Dirt has officially been moved at the future home of the Las Vegas Raiders. Team owner Mark Davis, Nevada Governor Brian Sandoval (R), and NFL Commissioner Roger Goodell were just a few of the notable dignitaries who attended the showy groundbreaking ceremony Monday night at the stadium site that sits at Interstate 15 and Russell Road, just west of the Strip.
Remembrance Incorporated Into Ceremony
The event began with a tribute to the victims of the October 1 shooting, with 58 beams of light shining towards the night sky to represent each life lost. Davis compared the heroic efforts of first responders after the tragedy to football, saying teamwork is essential to victory, and that “nowhere has the notion of teamwork been better displayed than in Las Vegas.”
While the mass shooting loomed in the backdrop of the groundbreaking, Goodell’s presence also likely riled some emotions.
The commissioner was originally adamantly against the Raiders relocating to Las Vegas, opining in the past that he’d have preferred the franchise stay in Oakland, and that Nevada’s legalized and widespread sports betting presents concerns for the league.
Owners overrode the commissioner almost unanimously, and now Goodell has no option but to throw his support behind the now-Las Vegas Raiders. “Only [here] can you turn a groundbreaking ceremony into a show,” Goodell said on Monday. “Las Vegas is a resilient city on the rise.”
The Raiders stadium is expected to cost $1.9 billion and open in time for the 2020 season. The 65,000-seat domed facility is being partially funded with $750 million in public tax dollars generated by hotel occupancy taxes in Clark County.
The Raiders are set to become Las Vegas’ second major professional sports team. The Vegas Golden Knights, an NHL expansion team, began playing at T-Mobile Arena this fall.
The Raiders stadium is in the running to be a 2026 World Cup venue. The quadrennial event takes in more wagers than any other sporting event in the world.
Goodbye for Goodell?
Dallas Cowboys owner Jerry Jones is on a campaign to halt Goodell’s contract extension, which the league’s Compensation Committee is currently reviewing. Reports leaked that Goodell’s new deal will include a $49.5 million annual salary, plus lifetime use of a league private jet.

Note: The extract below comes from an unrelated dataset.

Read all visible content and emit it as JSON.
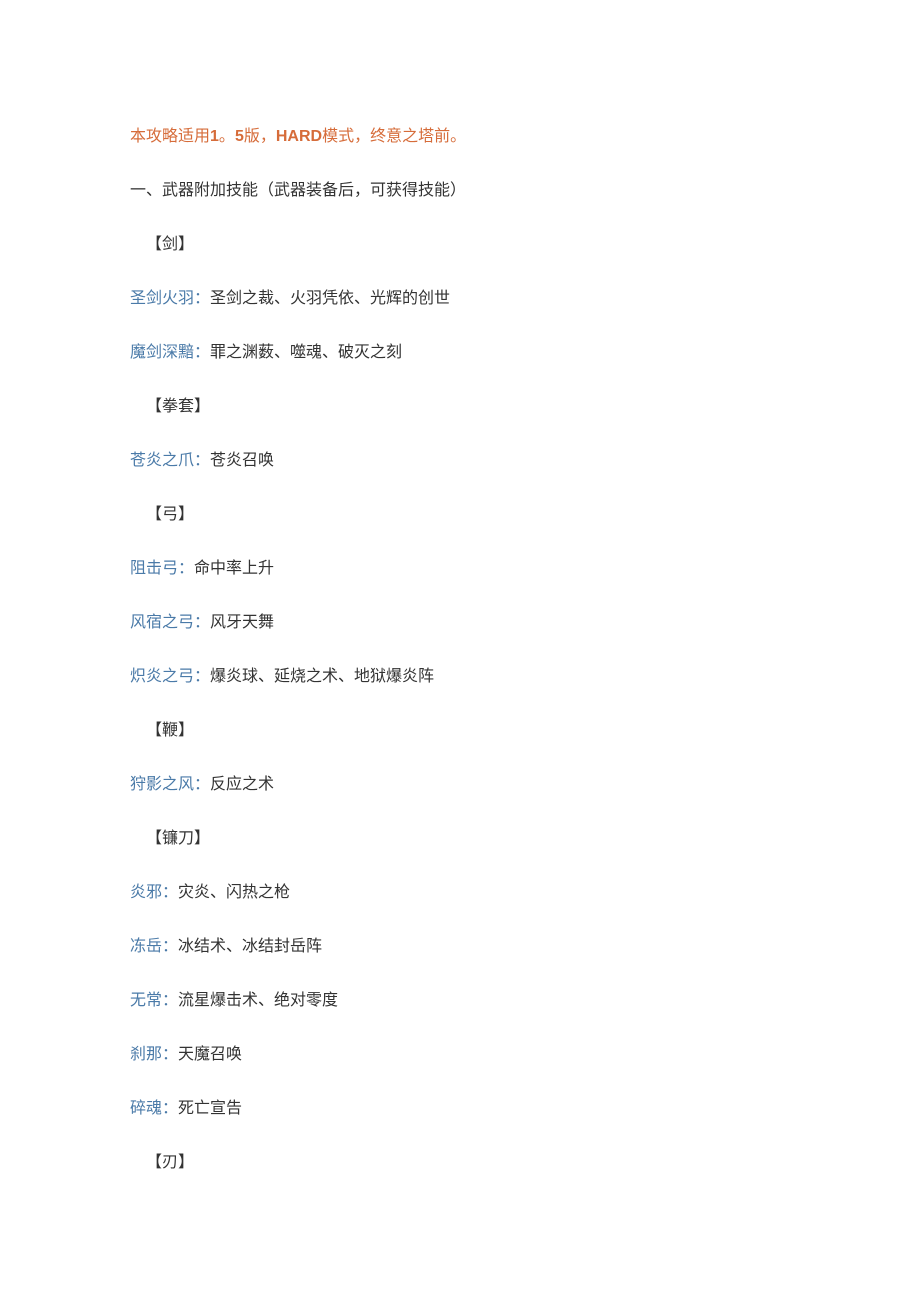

“Times like these are when you can really assess, look, get better,” Jones said this week. “I’ve been here many years and seen the times when you need to adjust.”
Though unlikely, there is a slim chance Jones, perhaps the most powerful owner in the league, will win enough support to potentially oust Goodell. Should that happen, the last commissioner who’s been steadfastly opposed to legalized sports betting of the Big Four professional sports leagues in America would be gone.
Goodell has few fans left in the NFL. His handling of the controversial kneeling by some players during the national anthem in protest of alleged police brutality against people of color has caused many would-be viewers to turn off their televisions. He’s also been all over the map when it comes to handing down suspensions, further angering fans.
In 2014, then-Ravens star Ray Rice was initially suspended just two games for assaulting his girlfriend at Atlantic City’s Revel casino. But the following year, Browns WR Josh Gordon was suspended the entire year for violating the league’s marijuana policy. Patriots quarterback Tom Brady was forced to the bench for four games for tampering with playing balls, while Cowboys running back Ezekiel Elliott was banned four games this year on unproven domestic violence claims.